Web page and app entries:
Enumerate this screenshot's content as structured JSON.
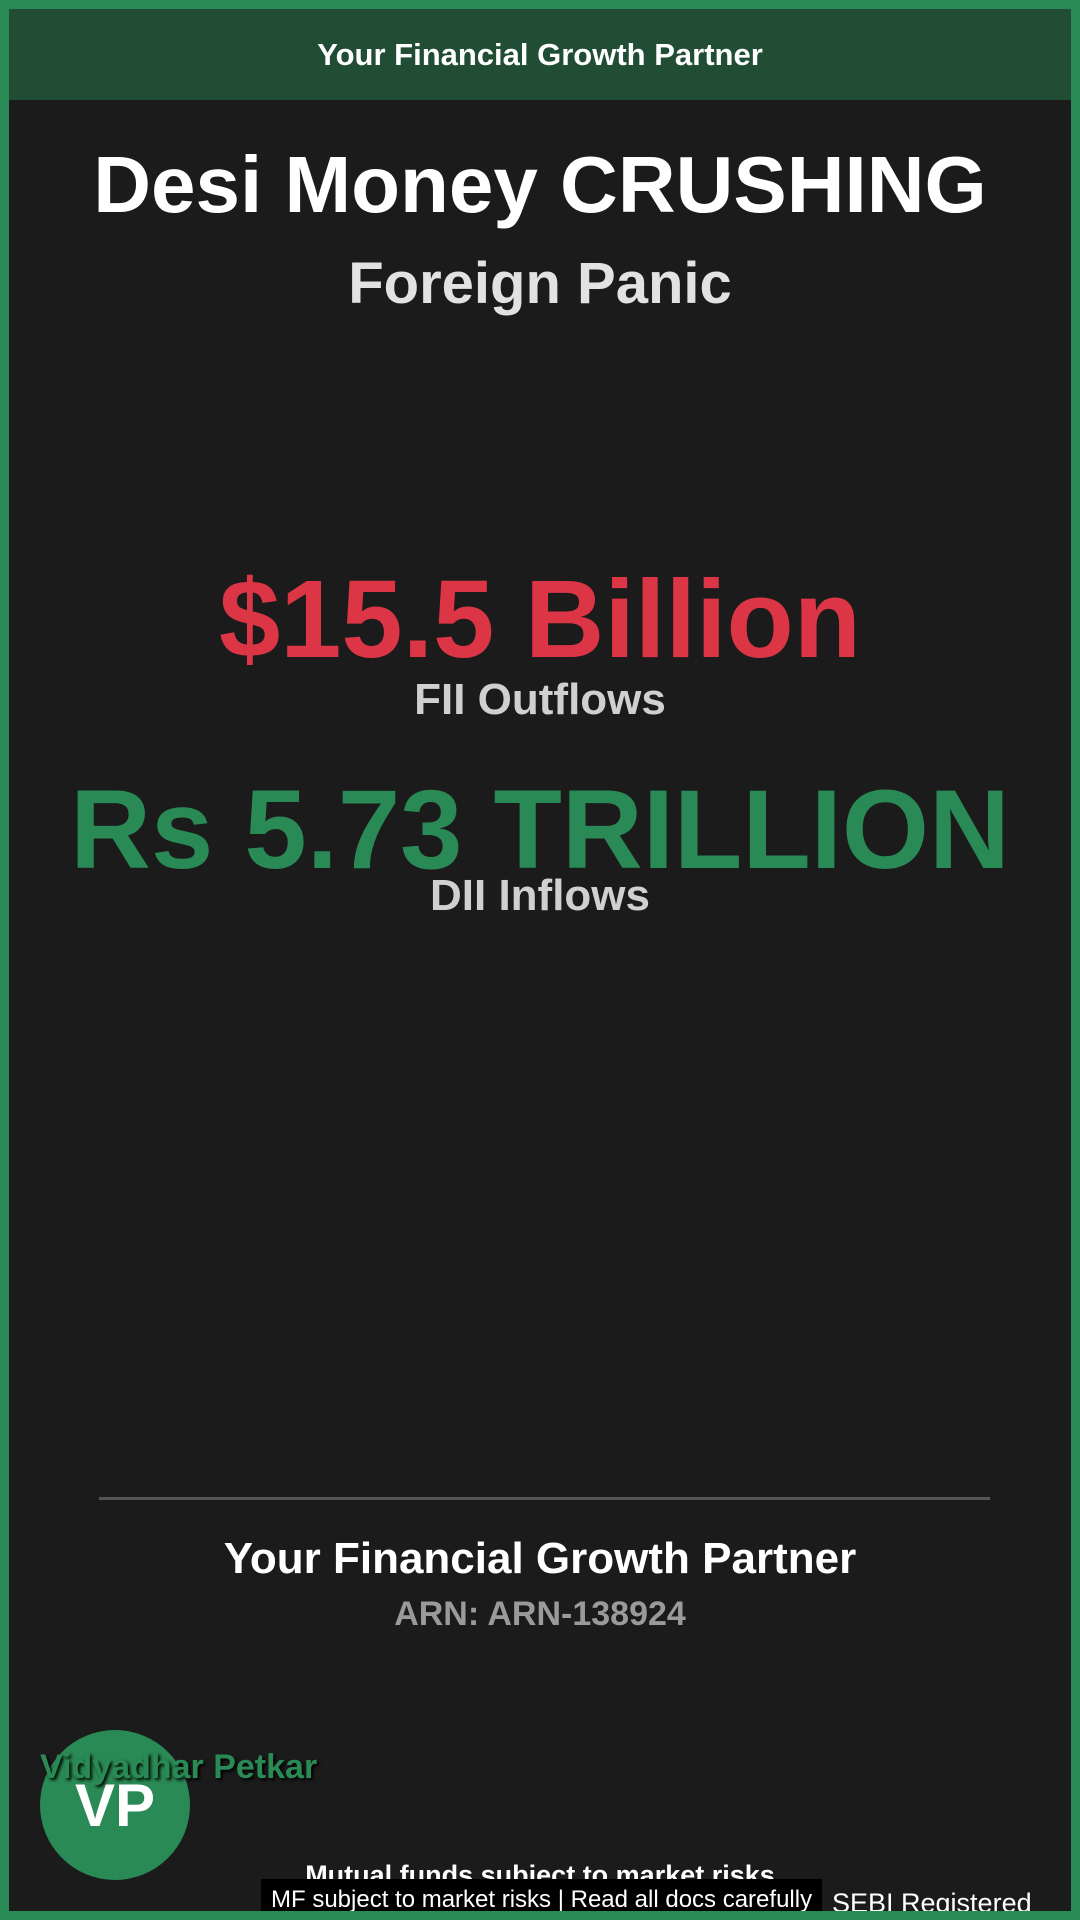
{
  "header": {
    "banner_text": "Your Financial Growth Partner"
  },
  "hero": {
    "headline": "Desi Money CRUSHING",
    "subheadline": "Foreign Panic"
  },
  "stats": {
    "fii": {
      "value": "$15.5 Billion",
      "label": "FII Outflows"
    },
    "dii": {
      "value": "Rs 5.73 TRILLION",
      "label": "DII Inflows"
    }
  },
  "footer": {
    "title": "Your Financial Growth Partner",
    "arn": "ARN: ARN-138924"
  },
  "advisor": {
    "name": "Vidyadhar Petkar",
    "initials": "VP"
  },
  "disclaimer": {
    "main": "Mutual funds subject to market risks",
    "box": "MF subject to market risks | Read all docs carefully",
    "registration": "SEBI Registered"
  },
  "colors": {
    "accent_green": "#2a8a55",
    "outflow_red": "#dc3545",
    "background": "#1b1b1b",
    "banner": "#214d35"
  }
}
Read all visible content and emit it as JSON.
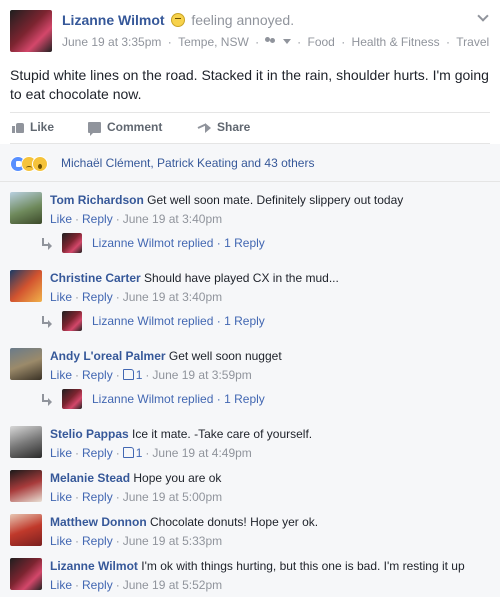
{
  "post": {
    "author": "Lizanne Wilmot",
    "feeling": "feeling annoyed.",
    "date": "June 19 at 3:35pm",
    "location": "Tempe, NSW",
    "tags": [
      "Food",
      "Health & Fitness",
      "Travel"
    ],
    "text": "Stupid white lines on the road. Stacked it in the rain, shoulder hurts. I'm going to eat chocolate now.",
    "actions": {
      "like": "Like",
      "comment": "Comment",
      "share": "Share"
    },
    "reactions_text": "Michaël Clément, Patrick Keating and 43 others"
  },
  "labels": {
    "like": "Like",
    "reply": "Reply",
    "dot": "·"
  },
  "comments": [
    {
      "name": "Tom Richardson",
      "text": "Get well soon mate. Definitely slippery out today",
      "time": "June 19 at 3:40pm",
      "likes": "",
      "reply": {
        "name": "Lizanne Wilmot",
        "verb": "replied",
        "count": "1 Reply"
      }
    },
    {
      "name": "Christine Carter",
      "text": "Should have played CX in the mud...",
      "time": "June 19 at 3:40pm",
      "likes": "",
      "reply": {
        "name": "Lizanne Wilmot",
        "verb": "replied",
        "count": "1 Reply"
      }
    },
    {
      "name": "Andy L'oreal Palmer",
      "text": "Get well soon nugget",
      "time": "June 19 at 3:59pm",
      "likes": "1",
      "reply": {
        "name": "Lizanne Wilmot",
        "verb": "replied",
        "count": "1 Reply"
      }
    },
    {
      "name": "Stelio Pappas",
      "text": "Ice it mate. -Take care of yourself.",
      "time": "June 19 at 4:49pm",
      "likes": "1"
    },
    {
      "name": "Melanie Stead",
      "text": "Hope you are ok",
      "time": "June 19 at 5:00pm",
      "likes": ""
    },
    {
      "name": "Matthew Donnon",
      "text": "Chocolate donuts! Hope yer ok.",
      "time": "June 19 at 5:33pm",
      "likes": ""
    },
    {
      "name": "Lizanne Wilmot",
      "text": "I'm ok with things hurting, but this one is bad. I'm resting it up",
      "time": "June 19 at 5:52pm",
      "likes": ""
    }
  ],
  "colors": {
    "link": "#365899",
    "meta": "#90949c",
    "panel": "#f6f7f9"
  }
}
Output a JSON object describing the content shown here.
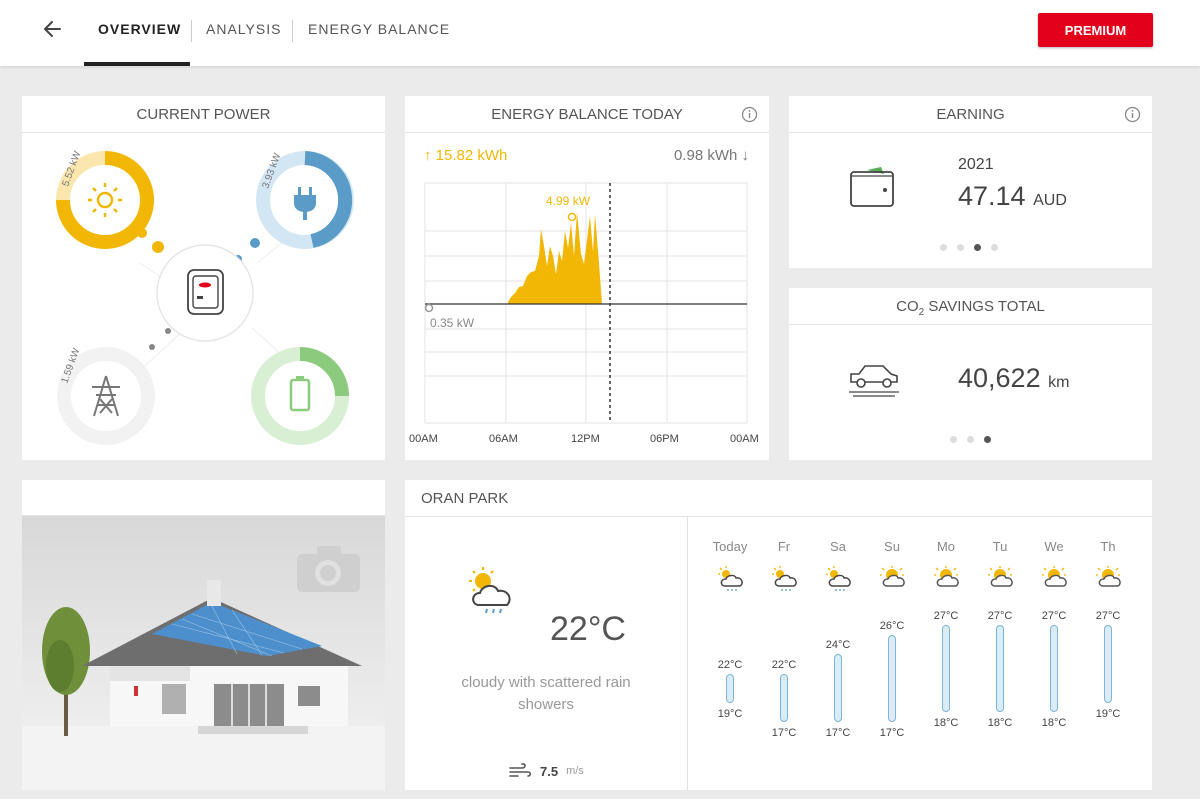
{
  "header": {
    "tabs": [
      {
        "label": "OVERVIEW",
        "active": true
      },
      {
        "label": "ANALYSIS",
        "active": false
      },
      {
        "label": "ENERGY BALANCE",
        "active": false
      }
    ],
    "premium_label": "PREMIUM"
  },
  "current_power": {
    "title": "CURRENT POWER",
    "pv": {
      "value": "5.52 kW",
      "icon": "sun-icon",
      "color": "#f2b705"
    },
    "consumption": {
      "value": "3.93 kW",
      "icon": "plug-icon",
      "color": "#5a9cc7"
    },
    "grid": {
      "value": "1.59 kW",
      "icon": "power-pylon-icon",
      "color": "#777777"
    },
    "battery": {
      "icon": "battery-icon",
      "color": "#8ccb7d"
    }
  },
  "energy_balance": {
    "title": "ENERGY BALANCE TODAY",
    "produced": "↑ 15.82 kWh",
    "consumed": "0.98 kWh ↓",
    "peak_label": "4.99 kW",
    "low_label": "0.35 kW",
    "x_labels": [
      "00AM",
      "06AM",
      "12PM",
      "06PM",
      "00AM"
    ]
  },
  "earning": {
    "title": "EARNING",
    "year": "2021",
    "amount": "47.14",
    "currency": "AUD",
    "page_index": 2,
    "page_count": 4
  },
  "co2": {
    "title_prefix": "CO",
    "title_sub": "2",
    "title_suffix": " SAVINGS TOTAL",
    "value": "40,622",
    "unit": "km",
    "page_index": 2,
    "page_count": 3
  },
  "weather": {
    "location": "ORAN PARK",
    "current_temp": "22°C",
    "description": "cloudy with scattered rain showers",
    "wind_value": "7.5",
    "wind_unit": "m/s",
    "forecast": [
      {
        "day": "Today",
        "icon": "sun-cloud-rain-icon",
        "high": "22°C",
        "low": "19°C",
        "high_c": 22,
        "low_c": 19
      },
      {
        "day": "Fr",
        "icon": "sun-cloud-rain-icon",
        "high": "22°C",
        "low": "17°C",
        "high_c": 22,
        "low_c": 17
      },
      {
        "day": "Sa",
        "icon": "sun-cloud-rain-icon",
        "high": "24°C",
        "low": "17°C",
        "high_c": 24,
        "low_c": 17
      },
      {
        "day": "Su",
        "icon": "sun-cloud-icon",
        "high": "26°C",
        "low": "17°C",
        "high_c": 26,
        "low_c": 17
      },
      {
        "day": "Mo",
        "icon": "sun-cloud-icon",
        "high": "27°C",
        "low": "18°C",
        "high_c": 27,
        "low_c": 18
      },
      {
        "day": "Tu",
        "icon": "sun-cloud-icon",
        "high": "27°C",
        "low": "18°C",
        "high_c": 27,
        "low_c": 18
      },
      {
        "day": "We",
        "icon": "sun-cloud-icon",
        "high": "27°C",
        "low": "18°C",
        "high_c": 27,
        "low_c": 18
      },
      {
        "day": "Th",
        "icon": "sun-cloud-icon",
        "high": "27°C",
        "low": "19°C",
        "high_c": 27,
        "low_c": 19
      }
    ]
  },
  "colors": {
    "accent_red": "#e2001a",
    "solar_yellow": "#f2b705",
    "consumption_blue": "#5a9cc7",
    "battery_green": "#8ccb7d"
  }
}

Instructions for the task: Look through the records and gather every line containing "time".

Reply:
      "time": "June 19 at 3:40pm",
      "time": "June 19 at 3:40pm",
      "time": "June 19 at 3:59pm",
      "time": "June 19 at 4:49pm",
      "time": "June 19 at 5:00pm",
      "time": "June 19 at 5:33pm",
      "time": "June 19 at 5:52pm",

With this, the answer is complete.